━━━━━ Listed entries

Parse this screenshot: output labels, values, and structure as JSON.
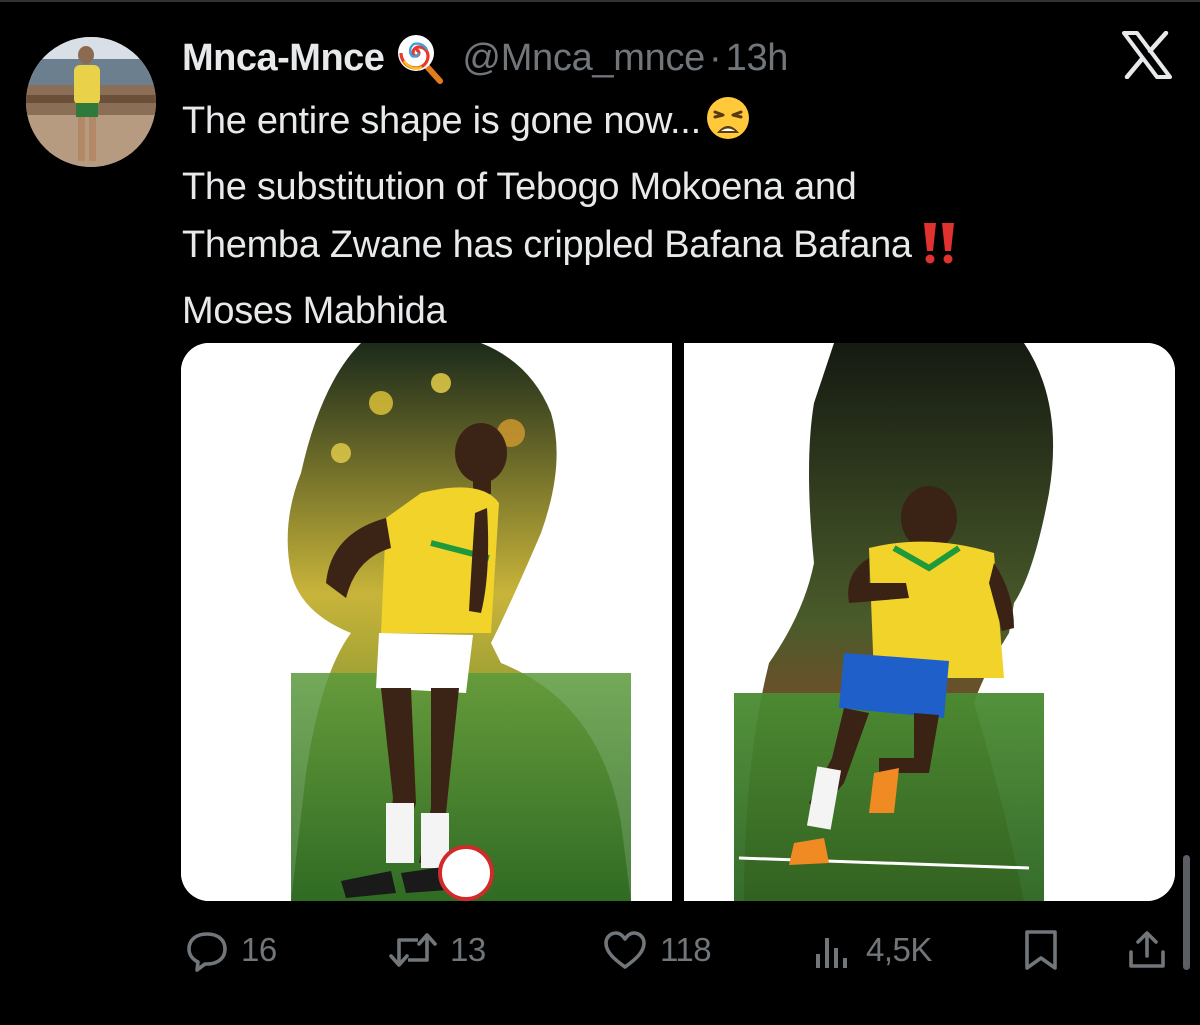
{
  "tweet": {
    "author": {
      "display_name": "Mnca-Mnce",
      "badge_icon": "lollipop-emoji",
      "handle": "@Mnca_mnce",
      "separator": "·",
      "time": "13h",
      "avatar_icon": "user-avatar-photo"
    },
    "text_lines": [
      "The entire shape is gone now...",
      "The substitution of Tebogo Mokoena and",
      "Themba Zwane has crippled Bafana Bafana",
      "Moses Mabhida"
    ],
    "emoji": {
      "line1": "weary-face-emoji",
      "line3": "double-exclamation-emoji"
    },
    "media": {
      "image_count": 2,
      "left_image": "player-silhouette-collage-yellow-kit-dribbling",
      "right_image": "player-silhouette-collage-yellow-kit-celebrating"
    },
    "actions": {
      "replies": "16",
      "reposts": "13",
      "likes": "118",
      "views": "4,5K"
    }
  },
  "colors": {
    "background": "#000000",
    "text_primary": "#e7e9ea",
    "text_secondary": "#71767b",
    "kit_yellow": "#f2d32a",
    "kit_green": "#1e9a3c",
    "kit_blue": "#1f5fc9",
    "pitch_green": "#3a7d2a",
    "alert_red": "#e0322e"
  },
  "icons": [
    "x-logo-icon",
    "reply-icon",
    "repost-icon",
    "like-icon",
    "views-icon",
    "bookmark-icon",
    "share-icon"
  ]
}
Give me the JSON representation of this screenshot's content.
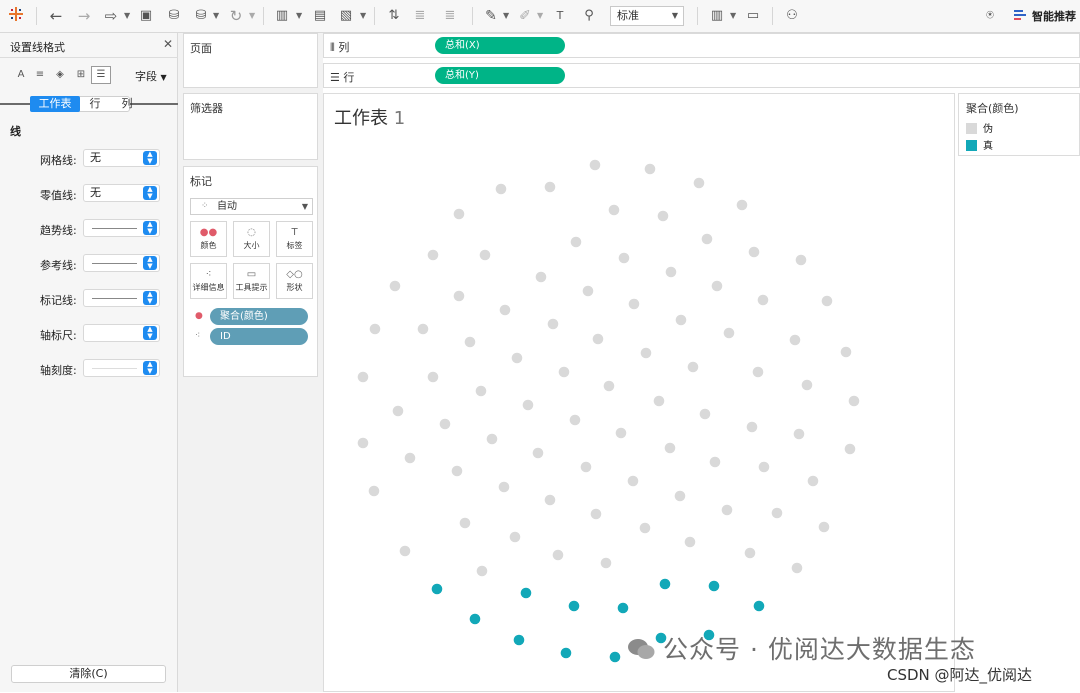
{
  "toolbar": {
    "fit_select": "标准",
    "smart_recommend": "智能推荐"
  },
  "format_panel": {
    "title": "设置线格式",
    "field_menu": "字段",
    "tabs": [
      "工作表",
      "行",
      "列"
    ],
    "active_tab": "工作表",
    "section": "线",
    "rows": [
      {
        "label": "网格线:",
        "value": "无"
      },
      {
        "label": "零值线:",
        "value": "无"
      },
      {
        "label": "趋势线:",
        "value": ""
      },
      {
        "label": "参考线:",
        "value": ""
      },
      {
        "label": "标记线:",
        "value": ""
      },
      {
        "label": "轴标尺:",
        "value": ""
      },
      {
        "label": "轴刻度:",
        "value": ""
      }
    ],
    "clear_button": "清除(C)"
  },
  "cards": {
    "pages_title": "页面",
    "filters_title": "筛选器",
    "marks_title": "标记",
    "mark_type": "自动",
    "mark_buttons": [
      "颜色",
      "大小",
      "标签",
      "详细信息",
      "工具提示",
      "形状"
    ],
    "pills": [
      "聚合(颜色)",
      "ID"
    ]
  },
  "shelves": {
    "columns_label": "列",
    "rows_label": "行",
    "columns_pill": "总和(X)",
    "rows_pill": "总和(Y)"
  },
  "sheet": {
    "title_word": "工作表",
    "title_num": "1"
  },
  "legend": {
    "title": "聚合(颜色)",
    "items": [
      {
        "label": "伪",
        "color": "#d9d9d9"
      },
      {
        "label": "真",
        "color": "#12a8b8"
      }
    ]
  },
  "chart_data": {
    "type": "scatter",
    "title": "工作表 1",
    "colors": {
      "false": "#d9d9d9",
      "true": "#12a8b8"
    },
    "series": [
      {
        "name": "伪",
        "points": [
          [
            594,
            164
          ],
          [
            649,
            168
          ],
          [
            549,
            186
          ],
          [
            500,
            188
          ],
          [
            698,
            182
          ],
          [
            458,
            213
          ],
          [
            613,
            209
          ],
          [
            662,
            215
          ],
          [
            741,
            204
          ],
          [
            432,
            254
          ],
          [
            484,
            254
          ],
          [
            575,
            241
          ],
          [
            623,
            257
          ],
          [
            706,
            238
          ],
          [
            753,
            251
          ],
          [
            800,
            259
          ],
          [
            394,
            285
          ],
          [
            458,
            295
          ],
          [
            540,
            276
          ],
          [
            587,
            290
          ],
          [
            670,
            271
          ],
          [
            716,
            285
          ],
          [
            762,
            299
          ],
          [
            826,
            300
          ],
          [
            374,
            328
          ],
          [
            422,
            328
          ],
          [
            504,
            309
          ],
          [
            552,
            323
          ],
          [
            633,
            303
          ],
          [
            680,
            319
          ],
          [
            728,
            332
          ],
          [
            794,
            339
          ],
          [
            362,
            376
          ],
          [
            432,
            376
          ],
          [
            469,
            341
          ],
          [
            516,
            357
          ],
          [
            597,
            338
          ],
          [
            645,
            352
          ],
          [
            692,
            366
          ],
          [
            757,
            371
          ],
          [
            845,
            351
          ],
          [
            397,
            410
          ],
          [
            480,
            390
          ],
          [
            563,
            371
          ],
          [
            608,
            385
          ],
          [
            658,
            400
          ],
          [
            806,
            384
          ],
          [
            853,
            400
          ],
          [
            362,
            442
          ],
          [
            444,
            423
          ],
          [
            527,
            404
          ],
          [
            574,
            419
          ],
          [
            620,
            432
          ],
          [
            704,
            413
          ],
          [
            751,
            426
          ],
          [
            409,
            457
          ],
          [
            491,
            438
          ],
          [
            537,
            452
          ],
          [
            585,
            466
          ],
          [
            632,
            480
          ],
          [
            669,
            447
          ],
          [
            714,
            461
          ],
          [
            798,
            433
          ],
          [
            849,
            448
          ],
          [
            373,
            490
          ],
          [
            456,
            470
          ],
          [
            503,
            486
          ],
          [
            549,
            499
          ],
          [
            595,
            513
          ],
          [
            679,
            495
          ],
          [
            726,
            509
          ],
          [
            763,
            466
          ],
          [
            812,
            480
          ],
          [
            404,
            550
          ],
          [
            464,
            522
          ],
          [
            514,
            536
          ],
          [
            557,
            554
          ],
          [
            605,
            562
          ],
          [
            644,
            527
          ],
          [
            689,
            541
          ],
          [
            749,
            552
          ],
          [
            796,
            567
          ],
          [
            776,
            512
          ],
          [
            823,
            526
          ],
          [
            481,
            570
          ]
        ]
      },
      {
        "name": "真",
        "points": [
          [
            436,
            588
          ],
          [
            474,
            618
          ],
          [
            525,
            592
          ],
          [
            518,
            639
          ],
          [
            573,
            605
          ],
          [
            565,
            652
          ],
          [
            622,
            607
          ],
          [
            614,
            656
          ],
          [
            664,
            583
          ],
          [
            660,
            637
          ],
          [
            713,
            585
          ],
          [
            708,
            634
          ],
          [
            758,
            605
          ]
        ]
      }
    ]
  }
}
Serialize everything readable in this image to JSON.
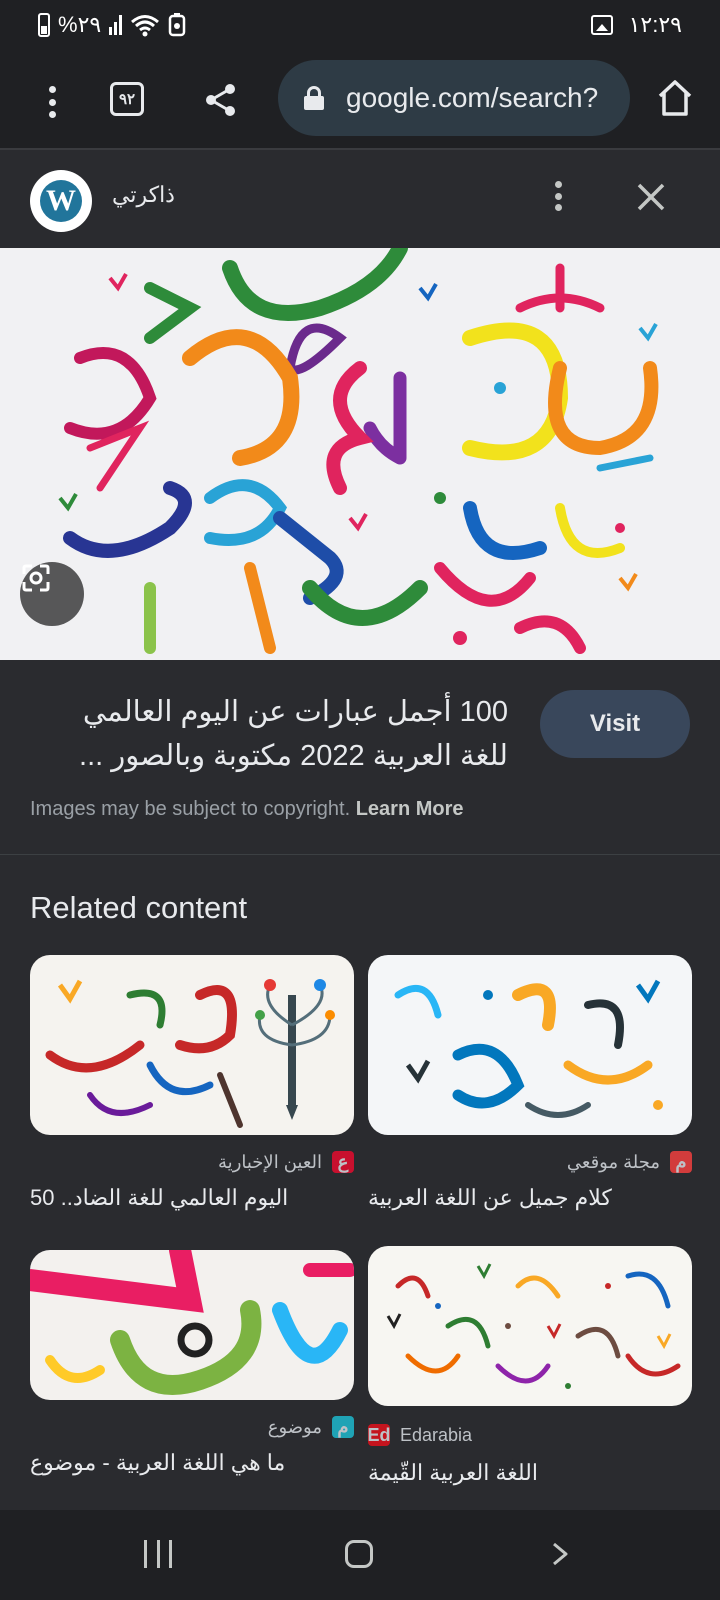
{
  "status_bar": {
    "battery": "%٢٩",
    "time": "١٢:٢٩"
  },
  "toolbar": {
    "tab_count": "٩٢",
    "url": "google.com/search?"
  },
  "panel": {
    "source_name": "ذاكرتي",
    "source_logo_letter": "W",
    "result_title": "100 أجمل عبارات عن اليوم العالمي للغة العربية 2022 مكتوبة وبالصور ...",
    "visit_label": "Visit",
    "copyright_text": "Images may be subject to copyright.",
    "learn_more": "Learn More"
  },
  "related": {
    "heading": "Related content",
    "cards": [
      {
        "source": "العين الإخبارية",
        "caption": "اليوم العالمي للغة الضاد.. 50",
        "favicon_text": "ع",
        "favicon_color": "#c8102e"
      },
      {
        "source": "مجلة موقعي",
        "caption": "كلام جميل عن اللغة العربية",
        "favicon_text": "م",
        "favicon_color": "#d23c3c"
      },
      {
        "source": "موضوع",
        "caption": "ما هي اللغة العربية - موضوع",
        "favicon_text": "م",
        "favicon_color": "#1fa3b5"
      },
      {
        "source": "Edarabia",
        "caption": "اللغة العربية القّيمة",
        "favicon_text": "Ed",
        "favicon_color": "#c4141e"
      }
    ]
  },
  "colors": {
    "background": "#1f2023",
    "panel": "#2a2b2f",
    "omnibox": "#2e3b45",
    "visit_button": "#39475b"
  }
}
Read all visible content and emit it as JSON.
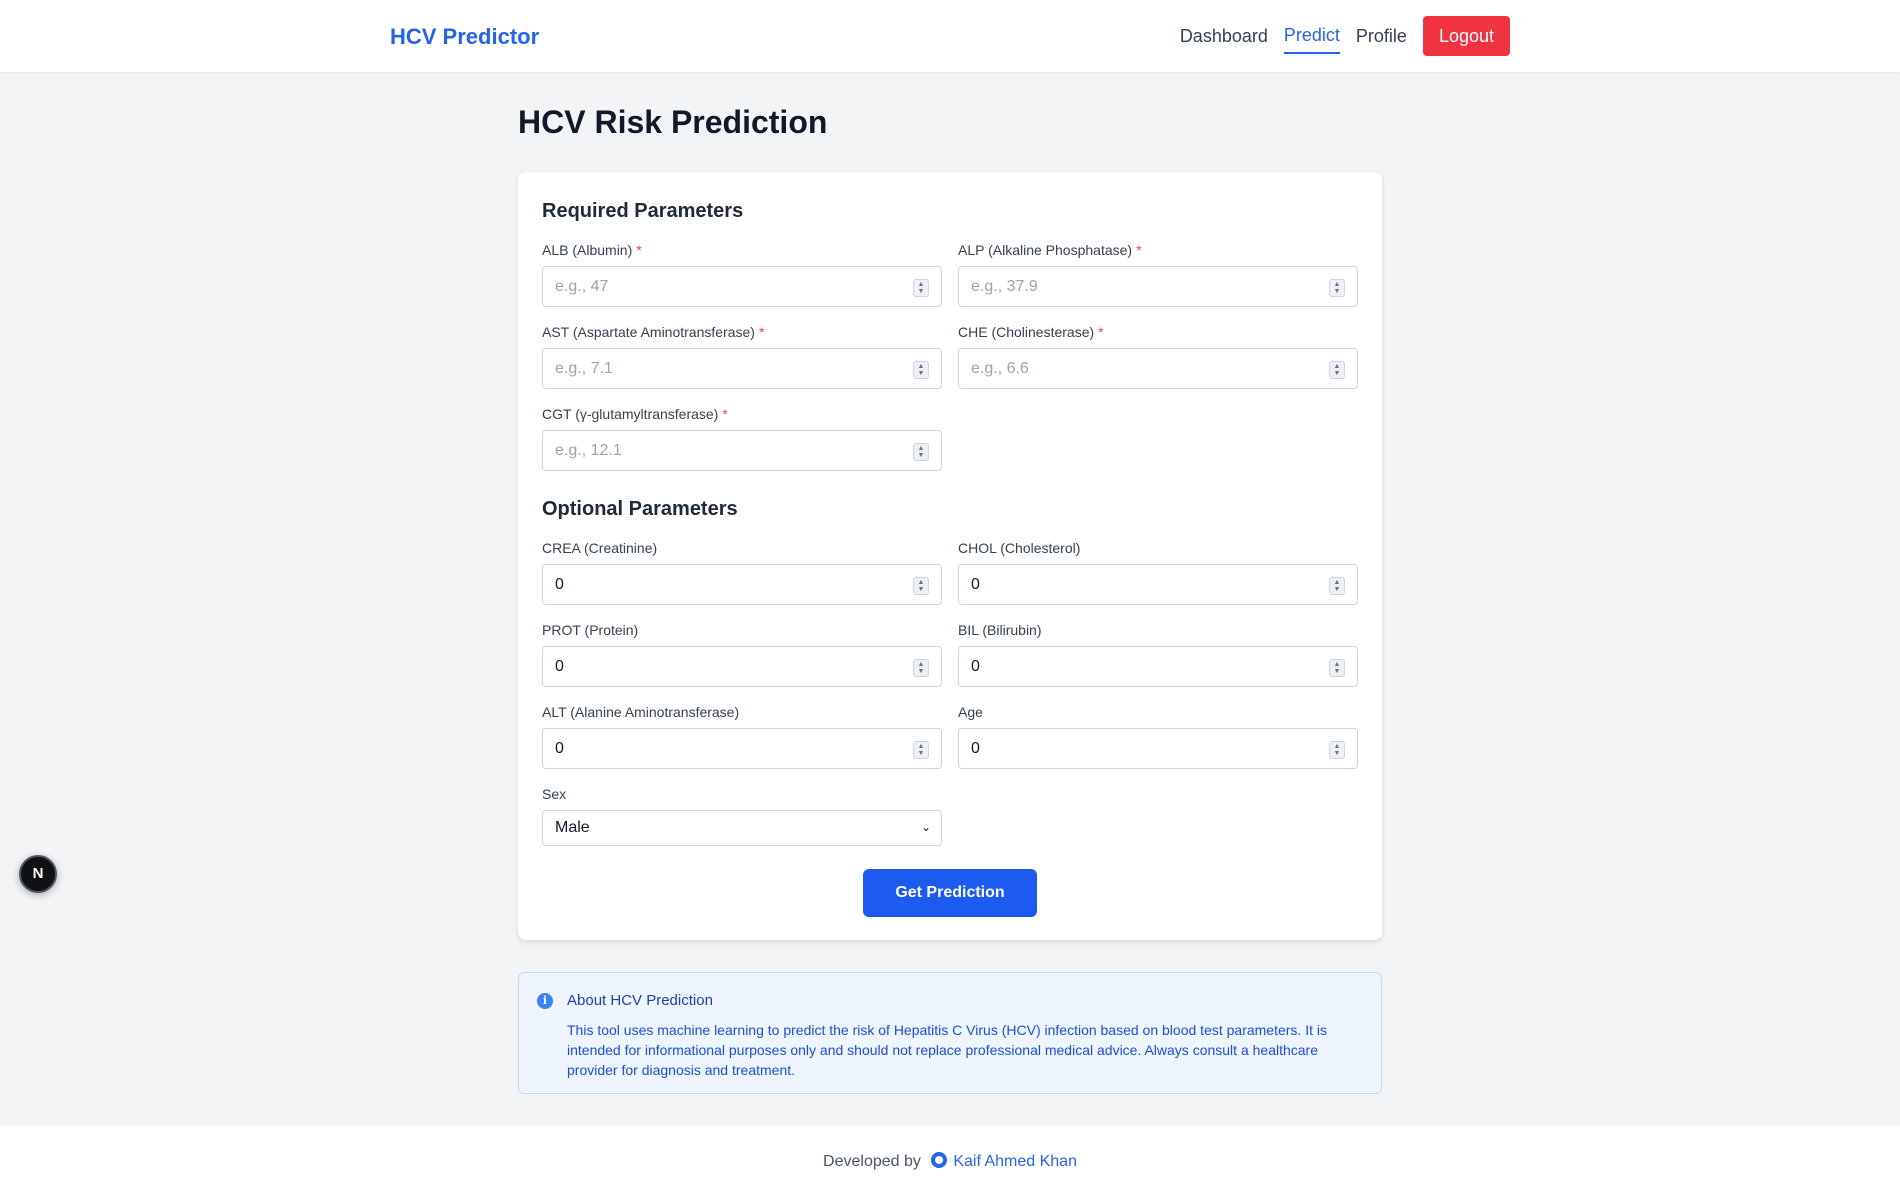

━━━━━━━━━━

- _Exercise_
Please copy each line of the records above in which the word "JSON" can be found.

- _Response_
Parse this screenshot: output labels, values, and structure as JSON.
Give me the JSON representation of this screenshot's content.
Serialize everything readable in this image to JSON.
Read all visible content and emit it as JSON.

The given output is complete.